We are now face to face with a momentous inquiry. When the soul is awake, when it realizes something of its descent from God and of its relation to Him and to other souls, what should be its environment? Intelligent and otherwise sane people at this point have been strangely insane and blind. We are always affected by influence more than by teaching. Education by atmosphere is quite as effective as education by study. Involuntarily all become like their ideals. Personalities absorb characteristics from surroundings as flowers absorb colors from the light. The awakened soul, therefore, from the first should have a spiritual environment. Parents and friends should be helps, not hindrances, to its progress. I once read a letter from one who had changed an old for a new home. The letter was full of aspiration for the best things, of thoughts about God and the spiritual verities. It was not difficult to see that the new home in its reverence for truth, its loyalty to right, its reaching for reality, was providing the same good influence as the old one. If, in the environment, truth and duty are honored, virtue reverenced, God worshipped sincerely and devoutly, manhood held to be as sacred as deity, the unseen and spiritual never spoken of unadvisedly or lightly, courage always found hand in hand with character, the soul will never long fight a losing battle.
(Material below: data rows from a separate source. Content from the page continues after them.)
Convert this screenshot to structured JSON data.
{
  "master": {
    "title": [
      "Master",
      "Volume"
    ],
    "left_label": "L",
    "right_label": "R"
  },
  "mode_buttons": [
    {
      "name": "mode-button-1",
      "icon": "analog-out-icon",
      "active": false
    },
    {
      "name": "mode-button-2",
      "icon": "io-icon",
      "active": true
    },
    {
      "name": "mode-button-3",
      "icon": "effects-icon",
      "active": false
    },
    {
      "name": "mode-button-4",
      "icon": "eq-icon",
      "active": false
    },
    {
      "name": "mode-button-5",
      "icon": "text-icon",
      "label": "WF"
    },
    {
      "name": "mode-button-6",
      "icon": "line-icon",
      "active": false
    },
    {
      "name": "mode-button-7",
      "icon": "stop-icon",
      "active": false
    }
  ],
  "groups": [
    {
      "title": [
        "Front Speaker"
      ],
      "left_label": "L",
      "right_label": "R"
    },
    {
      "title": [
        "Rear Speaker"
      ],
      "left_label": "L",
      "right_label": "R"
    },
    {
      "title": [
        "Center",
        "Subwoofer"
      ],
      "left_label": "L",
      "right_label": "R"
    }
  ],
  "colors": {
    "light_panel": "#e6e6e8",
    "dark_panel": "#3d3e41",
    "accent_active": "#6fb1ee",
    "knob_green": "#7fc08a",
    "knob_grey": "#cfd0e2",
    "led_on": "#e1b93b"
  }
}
The home should be organized to promote, as swiftly as possible, the awakening of the souls of the children; and, from the moment of this awakening, everything should be planned to help their growth. The books on the tables should tell the life-stories of those who have bravely fought and never faltered. Biographies of men like Wilberforce and Howard who have lived to help their fellow-men; and of women like Florence Nightingale and Lady Stanley, who have regarded their social gifts and ample wealth as calls to service; histories of charities, intellectual development and noble achievement, pictures like Sir Galahad and The Light of the World are potent forces in the formation of character. The ideal side of life should ever be presented in its most attractive form to the awakened soul in its near environment. Because the ideal culminates in the religious, and the feeling of moral obligation rests at last upon the conviction that God is, and that He is not far from any one, Jesus, in all the beauty and pathos of His earthly career, in all the tragic grandeur of His death and glory of His Resurrection, in all the nearness and helpfulness of His continuing ministry, should be the subject of frequent, earnest, honest, sane, and sympathetic conversation.
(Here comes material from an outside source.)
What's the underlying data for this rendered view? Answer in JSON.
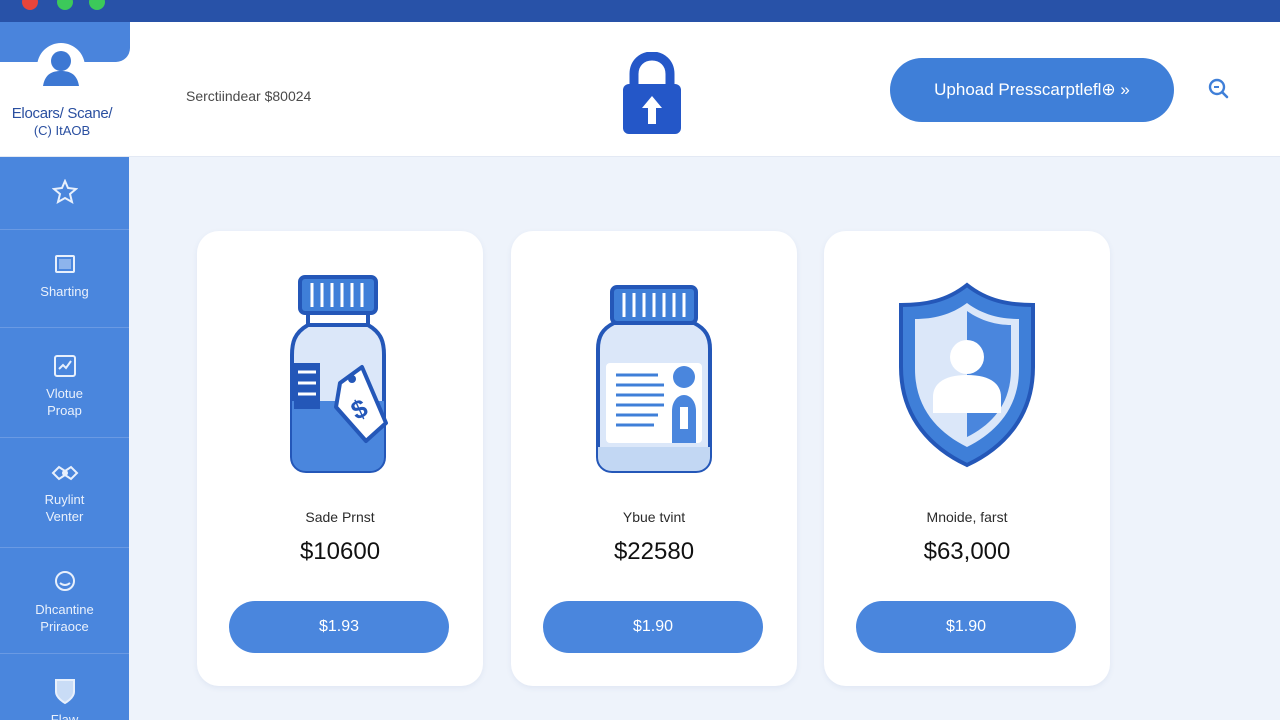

The awakened soul needs first of all an environment which will be favorable to its growth. Its development then will usually be steadily and swiftly toward God and conformity to His will. There ought to be no need of any re-awakening. If the soul opens its eyes among those who reverence truth and righteousness, who guard virtue and revere love, to whom God is the nearest and most blessed of realities, and Jesus is Master, Saviour, and daily Friend, its growth toward the spiritual goal will be as natural and beautiful as it will also be swift and sure.
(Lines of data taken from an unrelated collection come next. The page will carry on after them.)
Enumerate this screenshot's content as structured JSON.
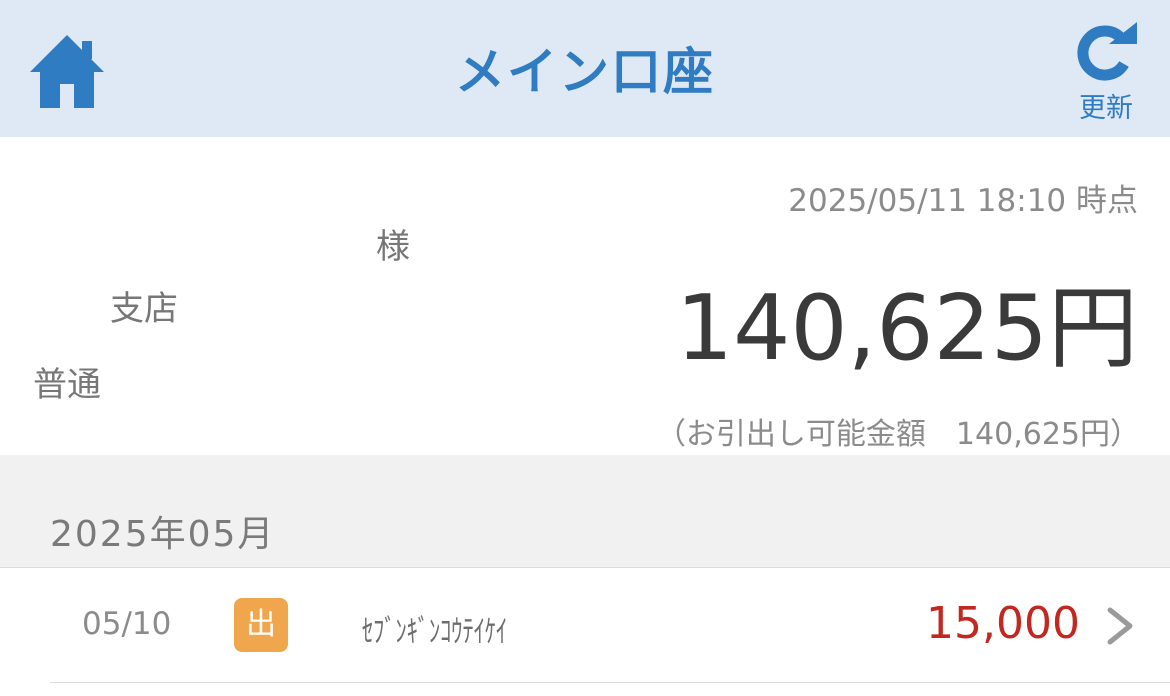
{
  "header": {
    "title": "メイン口座",
    "refresh_label": "更新",
    "home_icon": "home-icon",
    "refresh_icon": "refresh-icon",
    "accent_color": "#2f7cc2",
    "background_color": "#dfe9f5"
  },
  "account": {
    "timestamp": "2025/05/11 18:10 時点",
    "holder_suffix": "様",
    "branch_suffix": "支店",
    "account_type": "普通",
    "balance": "140,625円",
    "withdrawable": "（お引出し可能金額　140,625円）"
  },
  "transactions": {
    "month_label": "2025年05月",
    "items": [
      {
        "date": "05/10",
        "type_badge": "出",
        "description": "ｾﾌﾞﾝｷﾞﾝｺｳﾃｲｹｲ",
        "amount": "15,000",
        "amount_color": "#c2281f",
        "badge_color": "#f0a64c"
      }
    ]
  }
}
* * *


No mortal object did these eyes behold

When first they met the placid light of thine,

And my soul felt her destiny divine,

And hope of endless peace in me grew bold:

Heaven-born, the soul a heav'nward course must hold;

Beyond the visible world she soars to seek

(For what delights the sense is false and weak)

Ideal form, the universal mould.

The wise man, I affirm, can find no rest

In that which perishes: nor will he lend

His heart to aught which doth on time depend.

'Tis sense, unbridled will, and not true love,

Which kills the soul: Love betters what is best,

Even here below, but more in heaven above.

-Sonnet from Michael Angelo. Wordsworth

* * *

(← Keyboard shortcut) Previous Contents (Keyboard shortcut →)
 Novels To Read Online Free

Scan the QR code to download MoboReader app.

Back to Top